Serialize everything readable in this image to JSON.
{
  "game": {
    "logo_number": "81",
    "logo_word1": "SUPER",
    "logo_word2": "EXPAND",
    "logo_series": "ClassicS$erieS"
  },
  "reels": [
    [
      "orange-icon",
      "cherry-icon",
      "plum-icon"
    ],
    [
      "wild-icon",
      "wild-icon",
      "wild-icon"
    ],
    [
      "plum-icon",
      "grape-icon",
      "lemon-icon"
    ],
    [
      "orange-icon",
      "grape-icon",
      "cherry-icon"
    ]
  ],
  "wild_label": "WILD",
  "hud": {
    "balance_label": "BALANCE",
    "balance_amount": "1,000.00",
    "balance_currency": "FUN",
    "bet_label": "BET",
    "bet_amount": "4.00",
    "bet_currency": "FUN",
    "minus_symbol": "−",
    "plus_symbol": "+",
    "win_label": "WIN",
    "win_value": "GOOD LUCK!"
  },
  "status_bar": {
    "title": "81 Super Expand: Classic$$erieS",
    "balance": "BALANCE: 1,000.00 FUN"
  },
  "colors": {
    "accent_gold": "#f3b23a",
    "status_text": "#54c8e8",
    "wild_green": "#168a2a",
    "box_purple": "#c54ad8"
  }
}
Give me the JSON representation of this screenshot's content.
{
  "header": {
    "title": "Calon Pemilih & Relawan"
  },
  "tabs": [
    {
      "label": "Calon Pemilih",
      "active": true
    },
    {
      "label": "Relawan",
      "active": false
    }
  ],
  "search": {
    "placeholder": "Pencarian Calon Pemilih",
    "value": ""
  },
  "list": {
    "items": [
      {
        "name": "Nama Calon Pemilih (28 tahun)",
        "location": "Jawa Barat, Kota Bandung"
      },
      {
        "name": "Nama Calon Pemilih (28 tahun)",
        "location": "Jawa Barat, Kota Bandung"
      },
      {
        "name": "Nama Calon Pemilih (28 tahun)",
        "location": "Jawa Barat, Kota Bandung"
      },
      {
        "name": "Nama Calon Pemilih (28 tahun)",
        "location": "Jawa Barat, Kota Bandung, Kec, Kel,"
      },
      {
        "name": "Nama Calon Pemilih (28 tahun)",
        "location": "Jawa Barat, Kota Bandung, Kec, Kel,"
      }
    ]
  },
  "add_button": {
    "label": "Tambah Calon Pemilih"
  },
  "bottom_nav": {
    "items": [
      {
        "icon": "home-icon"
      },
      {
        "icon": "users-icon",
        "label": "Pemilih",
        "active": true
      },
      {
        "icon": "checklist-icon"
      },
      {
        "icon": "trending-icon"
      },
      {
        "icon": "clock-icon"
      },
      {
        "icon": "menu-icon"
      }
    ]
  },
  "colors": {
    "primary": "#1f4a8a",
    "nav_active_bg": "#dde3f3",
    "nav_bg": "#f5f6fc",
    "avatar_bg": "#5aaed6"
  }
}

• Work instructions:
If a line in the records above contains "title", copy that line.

• Task response:
    "title": "81 Super Expand: Classic$$erieS",
    "title": "Calon Pemilih & Relawan"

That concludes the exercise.